Children’s books capture our imagination, make us wonder, and reveal the inherent mysteries of life in the simplest and most profound ways. If you are looking to generate memorable conversations with your students, these books are the perfect tools. And that’s because they motivate teachers and students of all grade levels and subjects to ask great essential questions.
The University of Washington Center for Philosophy of Children has a treasure trove of over 100 children’s stories along with innovative ideas on how to use these stories to introduce essential questions. Most of the stories can be adapted seamlessly to fit the middle and high school audience.
Consider these stories and the essential questions they inspire:
The Giving Tree by Shel Silverstein
Is the proper role of government to help citizens or to encourage citizens to help themselves?
The Big Box by Toni Morrison
Who gets to decide who is free? or What does it mean to have freedom?
If you Give a Mouse a Cookie by Laura Numeroff
Are historical events determined to happen or can humans change the course of history through their choices?
For the elementary level crowd, these stories are a staple. For the secondary crowd, it’s tempting to think you can’t use children’s stories because they seem too basic and simplistic. The kids will think you are insulting their intelligence. Dispense with this thinking! These stories allow you to draw upon something familiar and create a safe space for students to think. It’s the perfect entry point for great essential questions
The best part is that you can come back to the children’s story repeatedly as you work your way through different units, all the while reinforcing the importance of the original essential question the story inspired.
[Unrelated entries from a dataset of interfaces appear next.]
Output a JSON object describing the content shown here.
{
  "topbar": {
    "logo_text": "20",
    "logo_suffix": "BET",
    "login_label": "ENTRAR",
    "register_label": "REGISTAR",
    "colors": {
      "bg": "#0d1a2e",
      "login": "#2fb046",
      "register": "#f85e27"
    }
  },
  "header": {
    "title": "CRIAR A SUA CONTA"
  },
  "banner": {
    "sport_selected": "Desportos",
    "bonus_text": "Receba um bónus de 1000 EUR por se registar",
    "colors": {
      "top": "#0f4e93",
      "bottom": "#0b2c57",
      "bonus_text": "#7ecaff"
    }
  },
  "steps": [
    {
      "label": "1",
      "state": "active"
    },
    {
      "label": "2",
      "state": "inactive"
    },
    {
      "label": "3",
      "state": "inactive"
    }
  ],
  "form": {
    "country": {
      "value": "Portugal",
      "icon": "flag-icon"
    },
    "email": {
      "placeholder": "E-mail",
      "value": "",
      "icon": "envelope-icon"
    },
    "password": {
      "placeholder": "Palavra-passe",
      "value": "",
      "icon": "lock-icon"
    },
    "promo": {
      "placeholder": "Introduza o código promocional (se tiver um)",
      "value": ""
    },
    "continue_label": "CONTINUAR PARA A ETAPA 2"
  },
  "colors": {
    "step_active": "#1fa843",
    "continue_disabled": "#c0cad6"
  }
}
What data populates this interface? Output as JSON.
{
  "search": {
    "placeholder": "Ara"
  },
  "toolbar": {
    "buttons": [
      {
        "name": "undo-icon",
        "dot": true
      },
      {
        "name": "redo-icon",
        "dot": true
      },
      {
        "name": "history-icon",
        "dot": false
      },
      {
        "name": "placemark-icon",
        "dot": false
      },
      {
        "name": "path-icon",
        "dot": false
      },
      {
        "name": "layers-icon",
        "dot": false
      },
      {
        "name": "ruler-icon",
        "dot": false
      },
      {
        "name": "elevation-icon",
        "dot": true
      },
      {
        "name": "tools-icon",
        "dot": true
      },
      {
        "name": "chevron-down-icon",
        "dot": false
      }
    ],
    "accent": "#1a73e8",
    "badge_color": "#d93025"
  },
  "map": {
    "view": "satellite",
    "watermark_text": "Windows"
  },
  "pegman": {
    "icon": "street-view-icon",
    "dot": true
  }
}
This strategy would be particularly valuable in an English class with a novel.
So give children’s stories a chance to work. Teach Different!